Enter safety C.J. Moore. He has been a special teams staple for three years in Detroit now. Facing free agency for the first time now, is Moore ready to look for an expanded role? Is he too irreplaceable for the Lions on special teams? And what is the going rate for a four-phase special teamer.
Let’s take a closer look in our 2022 Detroit Lions free agency profile.
Catch up on our free agent profiles with our previous entries here: Tracy Walker, Charles Harris, Jalen Reeves-Maybin, Alex Anzalone, Josh Reynolds, KhaDarel Hodge, Nick Williams, Dean Marlowe, Kalif Raymond, Shaun Dion Hamilton, Tim Boyle, Tyrell Crosby, Joel Heath, Evan Brown, and David Blough.
Expectations heading into 2021
After a year spent almost exclusively on special teams in 2020, the expectation was more of the same for Moore. Obviously, with a change in coaching staff—including special teams coordinator—Moore was going to have to earn his keep all over again. But with two years of solid special teams production already on his resume, his role there seemed safe.
As for defensively, there wasn’t much of an opportunity to compete. With Tracy Walker and Will Harris returning, plus the free agent addition of Dean Marlowe, Moore was clearly headed for a reserve role in 2021.
Actual role in 2021
17 games (1 starts): 22 tackles, 1 INT
PFF grade: 82.6 on special teams (26th of 218), 59.2 on defense
Moore met expectations in just about every way. He played more special teams snaps than all but one player (Anthony Pittman) as a four-phase player. He tied for second on the team with eight special teams tackles.
But he actually played on defense quite a bit, too. When the Lions' defensive backfield got beat up and they had to move Harris to nickel corner, Moore played as the third safety in the lineup. When Walker was dealing with COVID-19, Moore got his first career start against the Arizona Cardinals in a 30-12 victory.
A few games later, Moore notched his first interception.
Also, Moore’s decent athleticism allowed him to be a gadget player, as he was during one of the Lions’ fake punts on the year:
Contract status: Restricted free agent
Moore has basically earned the NFL minimum for all three of his years, and he’ll be likely looking for at least a moderate pay raise.
As a restricted free agent, the Lions could place a tender on him, but the smallest contract they could place on him is an original-round tender expected to be worth around $2.4 million. That seems a bit pricey for Moore.
So what has the NFL determined as the general value of a good special teamer with some defensive upside? Thankfully, the Lions kind of have a long history of safeties who primarily made their careers out of special teams play.
In 2020, the Lions signed Miles Killebrew to a one-year, $2 million contract.
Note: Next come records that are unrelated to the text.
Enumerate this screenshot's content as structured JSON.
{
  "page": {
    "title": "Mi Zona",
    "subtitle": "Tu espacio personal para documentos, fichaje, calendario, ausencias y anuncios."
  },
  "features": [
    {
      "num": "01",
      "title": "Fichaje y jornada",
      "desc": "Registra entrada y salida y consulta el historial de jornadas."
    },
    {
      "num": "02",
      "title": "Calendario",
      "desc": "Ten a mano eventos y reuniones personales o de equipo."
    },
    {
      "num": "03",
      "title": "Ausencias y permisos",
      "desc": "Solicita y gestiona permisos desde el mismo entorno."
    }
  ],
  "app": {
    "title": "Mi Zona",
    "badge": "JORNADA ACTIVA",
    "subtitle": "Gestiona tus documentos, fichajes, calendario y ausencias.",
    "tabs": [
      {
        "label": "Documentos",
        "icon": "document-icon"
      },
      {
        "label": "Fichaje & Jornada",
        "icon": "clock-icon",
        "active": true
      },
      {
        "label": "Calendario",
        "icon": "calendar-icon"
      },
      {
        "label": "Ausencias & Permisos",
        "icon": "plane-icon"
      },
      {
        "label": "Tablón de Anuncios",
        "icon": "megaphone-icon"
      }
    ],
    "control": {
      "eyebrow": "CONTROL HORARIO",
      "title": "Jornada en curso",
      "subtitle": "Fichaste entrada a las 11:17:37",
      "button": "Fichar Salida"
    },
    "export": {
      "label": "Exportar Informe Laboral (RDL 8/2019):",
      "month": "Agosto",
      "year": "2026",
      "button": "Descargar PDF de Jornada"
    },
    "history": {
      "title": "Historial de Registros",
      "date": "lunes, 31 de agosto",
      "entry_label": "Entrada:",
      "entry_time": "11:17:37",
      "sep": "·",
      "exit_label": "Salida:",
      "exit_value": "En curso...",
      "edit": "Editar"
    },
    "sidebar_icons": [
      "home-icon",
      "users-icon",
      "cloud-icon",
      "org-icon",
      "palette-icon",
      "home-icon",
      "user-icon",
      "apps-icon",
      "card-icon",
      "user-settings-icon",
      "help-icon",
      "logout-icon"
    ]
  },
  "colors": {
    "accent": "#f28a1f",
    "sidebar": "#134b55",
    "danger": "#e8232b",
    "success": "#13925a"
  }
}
Killebrew was essentially the same age as Moore currently is. Last year, the Lions decided to move on from Killebrew, and he signed a more frugal one-year, $1.1 million contract.
Adjust for some inflation in the salary cap, and perhaps handing a Moore an original-round tender of $2.4 million is market price for a special teamer. Of course, if Detroit is really happy with him, they could just work out a longer-term deal and avoid the potential of getting outbid by another team.
One could also wonder if there’s a chance Moore could compete for a starting role in 2022. Currently, the Lions only have two safeties under contract: Harris and Brady Breeze. Detroit is likely to find a safety in free agency or they could re-sign Walker, but if they use their resources elsewhere, there’s a chance Moore could expand his role defensively next year should the Lions decide to retain him.
Either way, Moore is a valuable player to this team, even if he isn’t flashy. The Lions should get something done.
What should the Lions do with C.J. Moore?
This poll is closed
Re-sign him to a multi-year deal
Give him an original-round tender ($2.4M)
Offer a one-year deal less than $2.4 M
Let him walk